EXERCISE BRIEF: Where a line below holds the string "search", that line goes into the answer.
┄┄┄┄┄┄┄┄┄┄
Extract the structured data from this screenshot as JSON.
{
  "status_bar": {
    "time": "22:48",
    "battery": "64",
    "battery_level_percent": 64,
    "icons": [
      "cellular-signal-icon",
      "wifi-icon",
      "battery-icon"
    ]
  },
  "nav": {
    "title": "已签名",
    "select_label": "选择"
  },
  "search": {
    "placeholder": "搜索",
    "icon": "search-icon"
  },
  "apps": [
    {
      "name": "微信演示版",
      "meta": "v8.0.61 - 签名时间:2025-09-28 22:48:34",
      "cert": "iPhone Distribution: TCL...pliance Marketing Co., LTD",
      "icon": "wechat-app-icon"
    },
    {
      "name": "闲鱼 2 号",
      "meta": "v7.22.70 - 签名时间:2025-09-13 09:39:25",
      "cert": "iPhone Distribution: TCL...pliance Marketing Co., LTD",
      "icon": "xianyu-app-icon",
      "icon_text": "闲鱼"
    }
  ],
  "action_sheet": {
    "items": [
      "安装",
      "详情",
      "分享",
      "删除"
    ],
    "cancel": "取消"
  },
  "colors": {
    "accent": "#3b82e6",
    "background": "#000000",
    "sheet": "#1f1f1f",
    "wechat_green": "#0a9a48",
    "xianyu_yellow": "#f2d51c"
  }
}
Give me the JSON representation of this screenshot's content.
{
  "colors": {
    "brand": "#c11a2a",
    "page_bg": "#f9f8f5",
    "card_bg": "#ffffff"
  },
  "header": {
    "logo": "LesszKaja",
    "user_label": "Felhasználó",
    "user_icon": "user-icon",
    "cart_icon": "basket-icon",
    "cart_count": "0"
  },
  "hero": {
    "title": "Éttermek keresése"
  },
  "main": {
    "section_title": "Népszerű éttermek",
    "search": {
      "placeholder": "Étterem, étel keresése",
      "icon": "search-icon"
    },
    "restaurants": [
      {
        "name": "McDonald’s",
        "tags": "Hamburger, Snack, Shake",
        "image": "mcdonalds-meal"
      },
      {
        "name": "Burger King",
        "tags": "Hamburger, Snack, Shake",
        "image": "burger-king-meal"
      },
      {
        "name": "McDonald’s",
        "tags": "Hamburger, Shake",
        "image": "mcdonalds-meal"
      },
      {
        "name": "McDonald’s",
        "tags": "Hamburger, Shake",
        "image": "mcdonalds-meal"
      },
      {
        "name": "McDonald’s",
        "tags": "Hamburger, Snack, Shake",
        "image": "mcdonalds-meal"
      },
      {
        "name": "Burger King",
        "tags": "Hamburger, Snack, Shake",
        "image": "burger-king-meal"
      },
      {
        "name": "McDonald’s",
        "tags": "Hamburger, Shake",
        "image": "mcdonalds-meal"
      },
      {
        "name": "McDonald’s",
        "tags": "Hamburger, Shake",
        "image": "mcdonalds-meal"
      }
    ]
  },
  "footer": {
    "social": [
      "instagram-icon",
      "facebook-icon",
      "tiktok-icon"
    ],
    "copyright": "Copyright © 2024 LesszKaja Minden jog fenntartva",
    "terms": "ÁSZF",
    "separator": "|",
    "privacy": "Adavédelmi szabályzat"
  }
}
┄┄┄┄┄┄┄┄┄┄
ANSWER TO THIS TASK:
  "search": {
    "icon": "search-icon"
    "search": {
      "icon": "search-icon"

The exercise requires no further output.